%%

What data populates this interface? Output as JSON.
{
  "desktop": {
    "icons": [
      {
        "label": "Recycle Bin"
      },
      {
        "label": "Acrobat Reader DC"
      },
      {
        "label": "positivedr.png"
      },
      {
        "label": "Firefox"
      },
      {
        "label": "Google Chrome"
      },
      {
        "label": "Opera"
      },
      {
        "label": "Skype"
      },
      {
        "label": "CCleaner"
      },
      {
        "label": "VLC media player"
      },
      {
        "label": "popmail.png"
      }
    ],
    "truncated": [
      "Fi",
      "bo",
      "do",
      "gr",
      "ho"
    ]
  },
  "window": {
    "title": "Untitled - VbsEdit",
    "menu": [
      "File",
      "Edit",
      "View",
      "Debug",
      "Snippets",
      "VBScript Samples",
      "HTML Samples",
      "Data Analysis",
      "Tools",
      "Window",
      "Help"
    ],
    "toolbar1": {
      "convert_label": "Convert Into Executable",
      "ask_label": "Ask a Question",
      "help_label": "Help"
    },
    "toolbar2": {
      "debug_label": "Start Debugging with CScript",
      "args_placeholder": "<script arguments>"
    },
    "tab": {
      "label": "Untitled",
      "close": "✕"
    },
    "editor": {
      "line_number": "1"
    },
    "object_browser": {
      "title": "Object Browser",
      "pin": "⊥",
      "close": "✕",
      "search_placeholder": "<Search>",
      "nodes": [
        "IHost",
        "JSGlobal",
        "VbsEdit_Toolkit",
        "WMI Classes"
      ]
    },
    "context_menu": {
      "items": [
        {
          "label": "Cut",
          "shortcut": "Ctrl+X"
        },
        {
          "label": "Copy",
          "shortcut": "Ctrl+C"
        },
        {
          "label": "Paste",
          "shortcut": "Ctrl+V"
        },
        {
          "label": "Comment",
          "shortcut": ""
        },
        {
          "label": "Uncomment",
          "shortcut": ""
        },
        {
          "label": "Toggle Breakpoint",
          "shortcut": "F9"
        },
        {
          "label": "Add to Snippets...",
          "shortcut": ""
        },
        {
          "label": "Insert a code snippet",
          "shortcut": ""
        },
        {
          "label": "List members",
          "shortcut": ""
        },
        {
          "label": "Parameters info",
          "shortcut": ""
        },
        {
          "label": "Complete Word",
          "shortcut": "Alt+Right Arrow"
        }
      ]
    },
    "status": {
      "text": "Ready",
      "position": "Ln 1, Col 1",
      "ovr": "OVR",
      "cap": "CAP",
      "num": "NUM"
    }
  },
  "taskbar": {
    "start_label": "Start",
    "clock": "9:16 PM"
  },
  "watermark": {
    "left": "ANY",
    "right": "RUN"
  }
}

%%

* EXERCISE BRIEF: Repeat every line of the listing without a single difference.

* TASK RESULT:
What data populates this interface? Output as JSON.
{
  "desktop": {
    "icons": [
      {
        "label": "Recycle Bin"
      },
      {
        "label": "Acrobat Reader DC"
      },
      {
        "label": "positivedr.png"
      },
      {
        "label": "Firefox"
      },
      {
        "label": "Google Chrome"
      },
      {
        "label": "Opera"
      },
      {
        "label": "Skype"
      },
      {
        "label": "CCleaner"
      },
      {
        "label": "VLC media player"
      },
      {
        "label": "popmail.png"
      }
    ],
    "truncated": [
      "Fi",
      "bo",
      "do",
      "gr",
      "ho"
    ]
  },
  "window": {
    "title": "Untitled - VbsEdit",
    "menu": [
      "File",
      "Edit",
      "View",
      "Debug",
      "Snippets",
      "VBScript Samples",
      "HTML Samples",
      "Data Analysis",
      "Tools",
      "Window",
      "Help"
    ],
    "toolbar1": {
      "convert_label": "Convert Into Executable",
      "ask_label": "Ask a Question",
      "help_label": "Help"
    },
    "toolbar2": {
      "debug_label": "Start Debugging with CScript",
      "args_placeholder": "<script arguments>"
    },
    "tab": {
      "label": "Untitled",
      "close": "✕"
    },
    "editor": {
      "line_number": "1"
    },
    "object_browser": {
      "title": "Object Browser",
      "pin": "⊥",
      "close": "✕",
      "search_placeholder": "<Search>",
      "nodes": [
        "IHost",
        "JSGlobal",
        "VbsEdit_Toolkit",
        "WMI Classes"
      ]
    },
    "context_menu": {
      "items": [
        {
          "label": "Cut",
          "shortcut": "Ctrl+X"
        },
        {
          "label": "Copy",
          "shortcut": "Ctrl+C"
        },
        {
          "label": "Paste",
          "shortcut": "Ctrl+V"
        },
        {
          "label": "Comment",
          "shortcut": ""
        },
        {
          "label": "Uncomment",
          "shortcut": ""
        },
        {
          "label": "Toggle Breakpoint",
          "shortcut": "F9"
        },
        {
          "label": "Add to Snippets...",
          "shortcut": ""
        },
        {
          "label": "Insert a code snippet",
          "shortcut": ""
        },
        {
          "label": "List members",
          "shortcut": ""
        },
        {
          "label": "Parameters info",
          "shortcut": ""
        },
        {
          "label": "Complete Word",
          "shortcut": "Alt+Right Arrow"
        }
      ]
    },
    "status": {
      "text": "Ready",
      "position": "Ln 1, Col 1",
      "ovr": "OVR",
      "cap": "CAP",
      "num": "NUM"
    }
  },
  "taskbar": {
    "start_label": "Start",
    "clock": "9:16 PM"
  },
  "watermark": {
    "left": "ANY",
    "right": "RUN"
  }
}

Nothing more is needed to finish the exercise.